Game 13: Lexivore382 (U/G Aggro)
Long, long, drawn-out game. He eventually gets the best of me, but I do make one note: if I had drawn a Taskmage, I would have won. My Ninjas are unable to get past his fat, but we eventually get into top deck mode, in which he kills me the turn before I kill him.
Game 14: (Name Withheld) (U/W Azorius)
I counter his Minister of Impediments, and he concedes and puts me on block.
Guys, countermagic is a fact of life in Magic. You don’t see the New York Yankees refusing to take the field because the opposing pitcher is throwing a good sinker that day. Grit and deal, and learn ways to beat that deck. For the record, I had two other players concede after seeing the first Counterspell in a game, but it would be redundant to list them all in these game logs. Suffice it to say, I stick out any game, be it countermagic, land destruction, or discard. It’s satisfying to beat these strategies, and the only way to learn to beat them is to practice against them to see why they beat you and how you can beat them.
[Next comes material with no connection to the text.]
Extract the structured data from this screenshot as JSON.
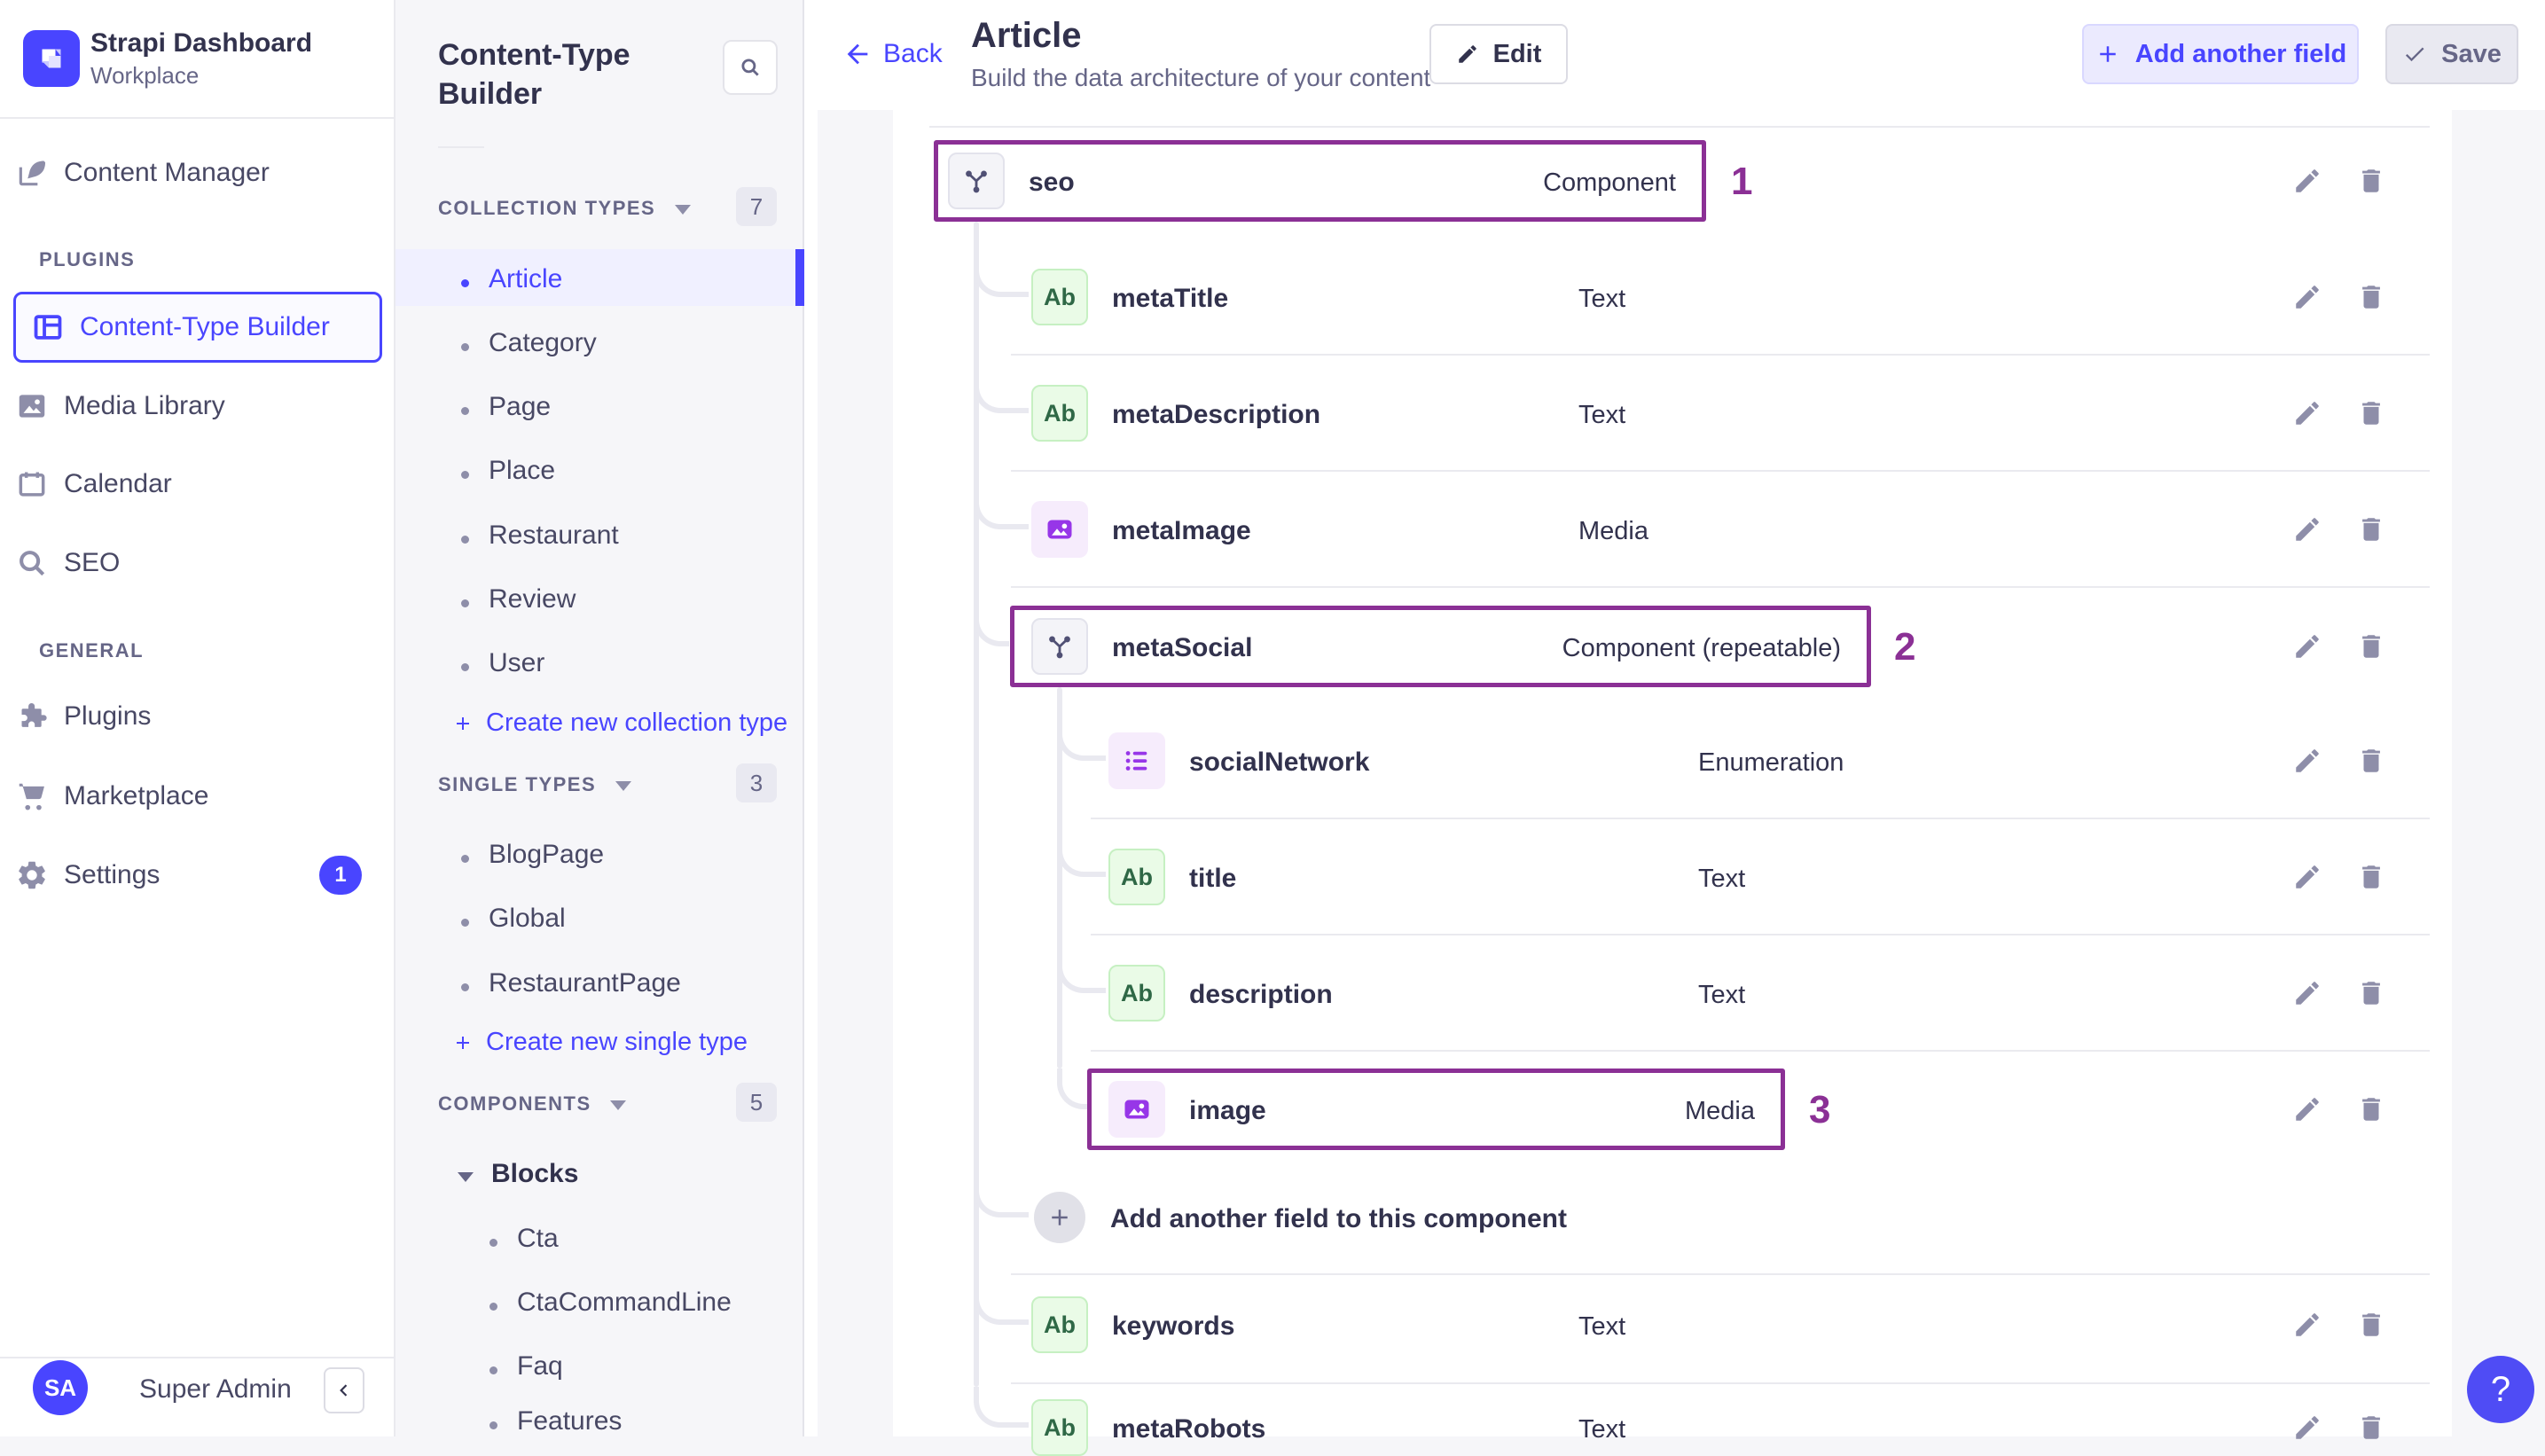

Game 15: NDW2004 (U/B Muse Vessel)
Game 16: Major Domo (U/R Izzet)
Basically this game comes down to a huge play mistake on my part (no disrespect to Major Domo). He points an Electrolyze at the head of my Martyr of Frost, and I think I have four mana up, when I only have three. I sacrifice the Martyr to try to tap him out, but he just declines to pay for the Martyr, and then drops Gelectrode. I had three Counterspells in hand and would have easily have been able to stop Gelectrode otherwise. Gelectrode owns the board against me, and I lose the game.
This deck was a blast to play. People don’t expect you to go aggro with blue weenies, but Blue Snow Aggro is a deck with legs. The cards have a lot of synergy, and you can end the game quickly with a barrage of flyers, Ninjas and Guildmages. This deck clocks in at well under ten tickets, so it doesn’t get much more budget than this!
Next Week: +Coldsnap